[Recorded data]
------------------------------------

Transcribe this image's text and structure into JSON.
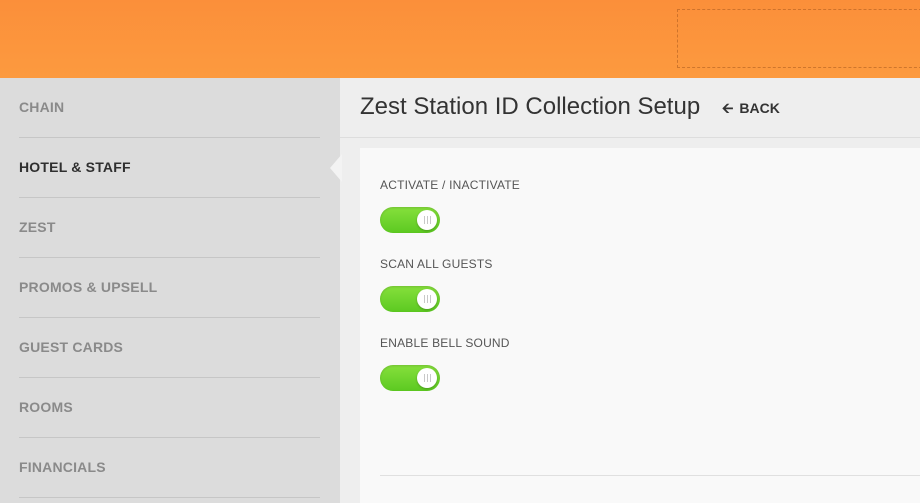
{
  "header": {},
  "sidebar": {
    "items": [
      {
        "label": "CHAIN"
      },
      {
        "label": "HOTEL & STAFF"
      },
      {
        "label": "ZEST"
      },
      {
        "label": "PROMOS & UPSELL"
      },
      {
        "label": "GUEST CARDS"
      },
      {
        "label": "ROOMS"
      },
      {
        "label": "FINANCIALS"
      }
    ],
    "active_index": 1
  },
  "main": {
    "title": "Zest Station ID Collection Setup",
    "back_label": "BACK",
    "back_icon": "arrow-left-icon",
    "settings": [
      {
        "label": "ACTIVATE / INACTIVATE",
        "enabled": true
      },
      {
        "label": "SCAN ALL GUESTS",
        "enabled": true
      },
      {
        "label": "ENABLE BELL SOUND",
        "enabled": true
      }
    ]
  },
  "colors": {
    "header_orange": "#fb8f3a",
    "toggle_green": "#6fd62e",
    "sidebar_bg": "#dcdcdc"
  }
}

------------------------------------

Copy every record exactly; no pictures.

-- Exercise result --
Transcribe this image's text and structure into JSON.
{
  "header": {},
  "sidebar": {
    "items": [
      {
        "label": "CHAIN"
      },
      {
        "label": "HOTEL & STAFF"
      },
      {
        "label": "ZEST"
      },
      {
        "label": "PROMOS & UPSELL"
      },
      {
        "label": "GUEST CARDS"
      },
      {
        "label": "ROOMS"
      },
      {
        "label": "FINANCIALS"
      }
    ],
    "active_index": 1
  },
  "main": {
    "title": "Zest Station ID Collection Setup",
    "back_label": "BACK",
    "back_icon": "arrow-left-icon",
    "settings": [
      {
        "label": "ACTIVATE / INACTIVATE",
        "enabled": true
      },
      {
        "label": "SCAN ALL GUESTS",
        "enabled": true
      },
      {
        "label": "ENABLE BELL SOUND",
        "enabled": true
      }
    ]
  },
  "colors": {
    "header_orange": "#fb8f3a",
    "toggle_green": "#6fd62e",
    "sidebar_bg": "#dcdcdc"
  }
}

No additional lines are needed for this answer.